▶ **Exercise prompt**: Write out each record in full and exactly as given. Skip any pictures.
----
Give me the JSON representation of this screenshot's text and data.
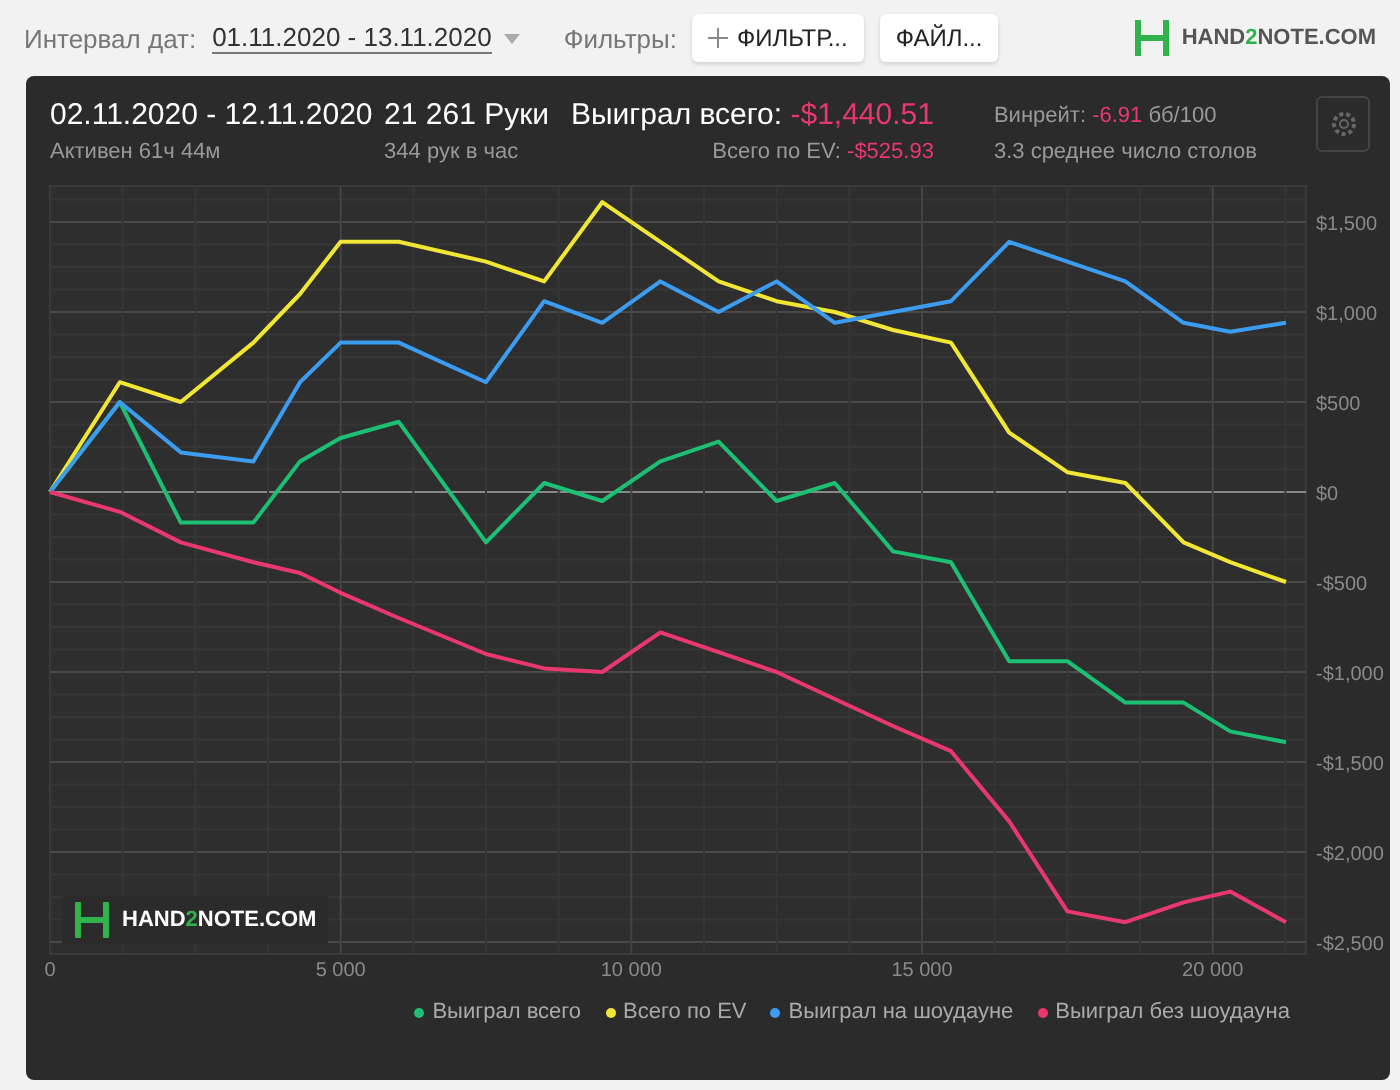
{
  "toolbar": {
    "date_label": "Интервал дат:",
    "date_range": "01.11.2020 - 13.11.2020",
    "filters_label": "Фильтры:",
    "filter_button": "ФИЛЬТР...",
    "file_button": "ФАЙЛ...",
    "logo": [
      "HAND",
      "2",
      "NOTE.COM"
    ]
  },
  "summary": {
    "period": "02.11.2020 - 12.11.2020",
    "active": "Активен 61ч 44м",
    "hands": "21 261 Руки",
    "hands_per_hour": "344 рук в час",
    "won_label": "Выиграл всего:",
    "won_value": "-$1,440.51",
    "ev_label": "Всего по EV:",
    "ev_value": "-$525.93",
    "winrate_label": "Винрейт:",
    "winrate_value": "-6.91",
    "winrate_unit": "бб/100",
    "tables": "3.3 среднее число столов"
  },
  "chart": {
    "watermark": [
      "HAND",
      "2",
      "NOTE.COM"
    ],
    "chart_data": {
      "type": "line",
      "x": [
        0,
        1200,
        2250,
        3500,
        4300,
        5000,
        6000,
        7500,
        8500,
        9500,
        10500,
        11500,
        12500,
        13500,
        14500,
        15500,
        16500,
        17500,
        18500,
        19500,
        20300,
        21261
      ],
      "series": [
        {
          "name": "Выиграл всего",
          "color": "#1dbf73",
          "values": [
            0,
            500,
            -170,
            -170,
            170,
            300,
            390,
            -280,
            50,
            -50,
            170,
            280,
            -50,
            50,
            -330,
            -390,
            -940,
            -940,
            -1170,
            -1170,
            -1330,
            -1390
          ]
        },
        {
          "name": "Всего по EV",
          "color": "#f2e635",
          "values": [
            0,
            610,
            500,
            830,
            1100,
            1390,
            1390,
            1280,
            1170,
            1610,
            1390,
            1170,
            1060,
            1000,
            900,
            830,
            330,
            110,
            50,
            -280,
            -390,
            -500
          ]
        },
        {
          "name": "Выиграл на шоудауне",
          "color": "#3b9cf0",
          "values": [
            0,
            500,
            220,
            170,
            610,
            830,
            830,
            610,
            1060,
            940,
            1170,
            1000,
            1170,
            940,
            1000,
            1060,
            1390,
            1280,
            1170,
            940,
            890,
            940
          ]
        },
        {
          "name": "Выиграл без шоудауна",
          "color": "#e8386f",
          "values": [
            0,
            -110,
            -280,
            -390,
            -450,
            -560,
            -700,
            -900,
            -980,
            -1000,
            -780,
            -890,
            -1000,
            -1150,
            -1300,
            -1440,
            -1830,
            -2330,
            -2390,
            -2280,
            -2220,
            -2390
          ]
        }
      ],
      "xlim": [
        0,
        21261
      ],
      "ylim": [
        -2567,
        1700
      ],
      "grid": true,
      "xticks": [
        {
          "value": 0,
          "label": "0"
        },
        {
          "value": 5000,
          "label": "5 000"
        },
        {
          "value": 10000,
          "label": "10 000"
        },
        {
          "value": 15000,
          "label": "15 000"
        },
        {
          "value": 20000,
          "label": "20 000"
        }
      ],
      "yticks": [
        {
          "value": 1500,
          "label": "$1,500"
        },
        {
          "value": 1000,
          "label": "$1,000"
        },
        {
          "value": 500,
          "label": "$500"
        },
        {
          "value": 0,
          "label": "$0"
        },
        {
          "value": -500,
          "label": "-$500"
        },
        {
          "value": -1000,
          "label": "-$1,000"
        },
        {
          "value": -1500,
          "label": "-$1,500"
        },
        {
          "value": -2000,
          "label": "-$2,000"
        },
        {
          "value": -2500,
          "label": "-$2,500"
        }
      ]
    }
  }
}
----
▶ **Solution to this task**:
Give me the JSON representation of this screenshot's text and data.
{
  "toolbar": {
    "date_label": "Интервал дат:",
    "date_range": "01.11.2020 - 13.11.2020",
    "filters_label": "Фильтры:",
    "filter_button": "ФИЛЬТР...",
    "file_button": "ФАЙЛ...",
    "logo": [
      "HAND",
      "2",
      "NOTE.COM"
    ]
  },
  "summary": {
    "period": "02.11.2020 - 12.11.2020",
    "active": "Активен 61ч 44м",
    "hands": "21 261 Руки",
    "hands_per_hour": "344 рук в час",
    "won_label": "Выиграл всего:",
    "won_value": "-$1,440.51",
    "ev_label": "Всего по EV:",
    "ev_value": "-$525.93",
    "winrate_label": "Винрейт:",
    "winrate_value": "-6.91",
    "winrate_unit": "бб/100",
    "tables": "3.3 среднее число столов"
  },
  "chart": {
    "watermark": [
      "HAND",
      "2",
      "NOTE.COM"
    ],
    "chart_data": {
      "type": "line",
      "x": [
        0,
        1200,
        2250,
        3500,
        4300,
        5000,
        6000,
        7500,
        8500,
        9500,
        10500,
        11500,
        12500,
        13500,
        14500,
        15500,
        16500,
        17500,
        18500,
        19500,
        20300,
        21261
      ],
      "series": [
        {
          "name": "Выиграл всего",
          "color": "#1dbf73",
          "values": [
            0,
            500,
            -170,
            -170,
            170,
            300,
            390,
            -280,
            50,
            -50,
            170,
            280,
            -50,
            50,
            -330,
            -390,
            -940,
            -940,
            -1170,
            -1170,
            -1330,
            -1390
          ]
        },
        {
          "name": "Всего по EV",
          "color": "#f2e635",
          "values": [
            0,
            610,
            500,
            830,
            1100,
            1390,
            1390,
            1280,
            1170,
            1610,
            1390,
            1170,
            1060,
            1000,
            900,
            830,
            330,
            110,
            50,
            -280,
            -390,
            -500
          ]
        },
        {
          "name": "Выиграл на шоудауне",
          "color": "#3b9cf0",
          "values": [
            0,
            500,
            220,
            170,
            610,
            830,
            830,
            610,
            1060,
            940,
            1170,
            1000,
            1170,
            940,
            1000,
            1060,
            1390,
            1280,
            1170,
            940,
            890,
            940
          ]
        },
        {
          "name": "Выиграл без шоудауна",
          "color": "#e8386f",
          "values": [
            0,
            -110,
            -280,
            -390,
            -450,
            -560,
            -700,
            -900,
            -980,
            -1000,
            -780,
            -890,
            -1000,
            -1150,
            -1300,
            -1440,
            -1830,
            -2330,
            -2390,
            -2280,
            -2220,
            -2390
          ]
        }
      ],
      "xlim": [
        0,
        21261
      ],
      "ylim": [
        -2567,
        1700
      ],
      "grid": true,
      "xticks": [
        {
          "value": 0,
          "label": "0"
        },
        {
          "value": 5000,
          "label": "5 000"
        },
        {
          "value": 10000,
          "label": "10 000"
        },
        {
          "value": 15000,
          "label": "15 000"
        },
        {
          "value": 20000,
          "label": "20 000"
        }
      ],
      "yticks": [
        {
          "value": 1500,
          "label": "$1,500"
        },
        {
          "value": 1000,
          "label": "$1,000"
        },
        {
          "value": 500,
          "label": "$500"
        },
        {
          "value": 0,
          "label": "$0"
        },
        {
          "value": -500,
          "label": "-$500"
        },
        {
          "value": -1000,
          "label": "-$1,000"
        },
        {
          "value": -1500,
          "label": "-$1,500"
        },
        {
          "value": -2000,
          "label": "-$2,000"
        },
        {
          "value": -2500,
          "label": "-$2,500"
        }
      ]
    }
  }
}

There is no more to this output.